The provider added that Pyongyang would “focus more on illegal cyber activities to raise funds” from “the cryptocurrency market” in 2023.
The media outlet noted that crypto has become “an important source of funding for North Korean nuclear programs and missile development.” It claimed that it was “because of the theft and laundering of cryptocurrencies that [the North] was able to launch 70 ballistic missiles on at least 33 occasions” in 2022 – despite the crippling sanctions it has been hit with in recent years.
Lim Chul, a Professor at the Center for Far Eastern Studies at Kyungnam University, was quoted as stating:
“[Government organs] presented an ambitious [weapons] plan at a North Korean central committee plenary meeting at the end of last year.”
To fund this plan, the media outlet noted, North Korea will need “foreign currency,” meaning that “an increase in illegal cyber activities will be inevitable.”
Another academic claimed that UN would likely respond with sanctions. Park Won-gon, a Professor at Ewha Womans University, was quoted as stating:
“If North Korea steals [more] cryptocurrency, additional sanctions will be imposed in each case. Many of these instances will be related to China.”
Park claimed that the UN will need to ask itself if it is prepared to respond by “imposing sanctions on individuals and companies in China.”
North Korean Crypto Hacking on the Rise?
The Panda claims come after South Korea’s National Intelligence Service (NIS) recently stated that North Korean hackers had stolen an estimated $1.2 billion in “crypto and other virtual assets” in the past five years – with over “half” of that amount hacked in 2022. The NIS also predicted a rise in Pyongyang-ordered hacks this year.

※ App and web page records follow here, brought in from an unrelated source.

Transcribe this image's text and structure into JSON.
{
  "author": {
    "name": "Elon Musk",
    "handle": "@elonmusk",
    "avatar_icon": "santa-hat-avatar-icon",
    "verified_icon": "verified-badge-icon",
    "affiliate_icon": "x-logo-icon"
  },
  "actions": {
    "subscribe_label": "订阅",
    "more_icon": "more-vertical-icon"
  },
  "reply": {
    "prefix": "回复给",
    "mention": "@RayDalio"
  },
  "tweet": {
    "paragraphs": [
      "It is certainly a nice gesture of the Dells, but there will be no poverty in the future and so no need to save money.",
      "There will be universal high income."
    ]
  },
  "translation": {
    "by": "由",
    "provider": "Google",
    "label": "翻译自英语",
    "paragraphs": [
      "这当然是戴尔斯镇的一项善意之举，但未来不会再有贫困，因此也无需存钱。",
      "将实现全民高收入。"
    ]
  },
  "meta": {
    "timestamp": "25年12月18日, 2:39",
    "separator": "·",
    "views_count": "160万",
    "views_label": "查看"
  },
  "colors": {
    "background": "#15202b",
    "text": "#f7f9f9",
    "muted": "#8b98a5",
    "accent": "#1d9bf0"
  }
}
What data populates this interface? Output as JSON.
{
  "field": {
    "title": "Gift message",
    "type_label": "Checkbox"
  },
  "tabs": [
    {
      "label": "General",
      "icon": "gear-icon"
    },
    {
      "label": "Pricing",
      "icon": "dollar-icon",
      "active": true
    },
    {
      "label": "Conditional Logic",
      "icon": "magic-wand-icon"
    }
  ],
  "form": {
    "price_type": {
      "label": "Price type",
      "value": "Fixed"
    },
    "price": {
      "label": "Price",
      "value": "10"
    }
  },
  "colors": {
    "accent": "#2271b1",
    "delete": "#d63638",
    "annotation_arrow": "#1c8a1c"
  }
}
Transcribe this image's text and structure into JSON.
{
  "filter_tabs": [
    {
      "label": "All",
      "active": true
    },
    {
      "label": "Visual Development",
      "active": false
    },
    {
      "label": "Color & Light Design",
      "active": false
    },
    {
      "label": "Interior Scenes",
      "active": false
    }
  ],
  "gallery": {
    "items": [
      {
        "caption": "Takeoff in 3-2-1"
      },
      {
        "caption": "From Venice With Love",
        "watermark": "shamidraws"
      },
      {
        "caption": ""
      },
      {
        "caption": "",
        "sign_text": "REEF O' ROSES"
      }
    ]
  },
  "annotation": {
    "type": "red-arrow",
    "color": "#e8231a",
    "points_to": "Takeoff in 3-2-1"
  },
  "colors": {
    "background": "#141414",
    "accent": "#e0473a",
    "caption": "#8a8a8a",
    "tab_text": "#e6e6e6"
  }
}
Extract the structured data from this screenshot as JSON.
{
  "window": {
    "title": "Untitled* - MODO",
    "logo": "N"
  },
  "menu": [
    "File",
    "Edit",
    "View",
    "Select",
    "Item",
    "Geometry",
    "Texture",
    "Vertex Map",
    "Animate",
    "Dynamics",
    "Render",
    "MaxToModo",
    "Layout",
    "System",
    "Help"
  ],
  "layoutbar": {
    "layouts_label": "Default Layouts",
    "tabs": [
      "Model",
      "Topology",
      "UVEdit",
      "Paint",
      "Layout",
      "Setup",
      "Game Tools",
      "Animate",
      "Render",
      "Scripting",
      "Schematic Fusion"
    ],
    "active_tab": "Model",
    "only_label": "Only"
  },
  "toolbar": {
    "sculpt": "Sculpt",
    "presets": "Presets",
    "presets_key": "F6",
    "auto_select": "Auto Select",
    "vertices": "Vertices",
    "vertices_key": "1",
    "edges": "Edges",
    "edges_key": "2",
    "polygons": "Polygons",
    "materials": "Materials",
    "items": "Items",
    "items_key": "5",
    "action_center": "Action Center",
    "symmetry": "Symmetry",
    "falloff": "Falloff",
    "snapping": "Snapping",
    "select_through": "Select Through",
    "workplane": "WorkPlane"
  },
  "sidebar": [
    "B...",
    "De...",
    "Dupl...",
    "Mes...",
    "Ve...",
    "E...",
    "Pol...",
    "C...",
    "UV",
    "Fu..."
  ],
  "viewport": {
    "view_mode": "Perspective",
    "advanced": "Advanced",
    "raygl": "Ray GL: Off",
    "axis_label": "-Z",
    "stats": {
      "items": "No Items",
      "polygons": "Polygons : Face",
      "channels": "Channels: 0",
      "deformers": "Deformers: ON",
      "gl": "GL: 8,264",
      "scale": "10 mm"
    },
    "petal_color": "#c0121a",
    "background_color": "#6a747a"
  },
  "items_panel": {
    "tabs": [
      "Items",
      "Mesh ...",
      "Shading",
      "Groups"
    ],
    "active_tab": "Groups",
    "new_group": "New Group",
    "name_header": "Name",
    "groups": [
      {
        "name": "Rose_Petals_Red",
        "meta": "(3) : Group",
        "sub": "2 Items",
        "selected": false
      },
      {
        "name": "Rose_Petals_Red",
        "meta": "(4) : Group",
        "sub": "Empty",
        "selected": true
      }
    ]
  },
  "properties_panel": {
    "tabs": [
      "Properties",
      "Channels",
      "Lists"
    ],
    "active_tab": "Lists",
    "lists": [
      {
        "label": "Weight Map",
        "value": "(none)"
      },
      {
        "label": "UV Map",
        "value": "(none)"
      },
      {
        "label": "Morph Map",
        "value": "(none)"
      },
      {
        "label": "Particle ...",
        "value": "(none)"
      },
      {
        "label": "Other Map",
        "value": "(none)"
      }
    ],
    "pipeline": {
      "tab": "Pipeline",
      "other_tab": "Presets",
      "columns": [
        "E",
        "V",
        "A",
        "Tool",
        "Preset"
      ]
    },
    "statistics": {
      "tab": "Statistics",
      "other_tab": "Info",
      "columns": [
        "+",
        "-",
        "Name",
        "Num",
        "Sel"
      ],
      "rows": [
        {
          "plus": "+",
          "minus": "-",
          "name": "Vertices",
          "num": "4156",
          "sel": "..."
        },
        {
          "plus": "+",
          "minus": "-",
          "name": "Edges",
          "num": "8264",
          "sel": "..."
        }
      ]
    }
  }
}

Security providers claim that Pyongyang is now operating bogus crypto wallets and crypto exchange clones – whose installer programs contain “trojan-type” viruses. They claim that these viruses compromise the PCs of their victims, allowing hackers to move in and later steal coins.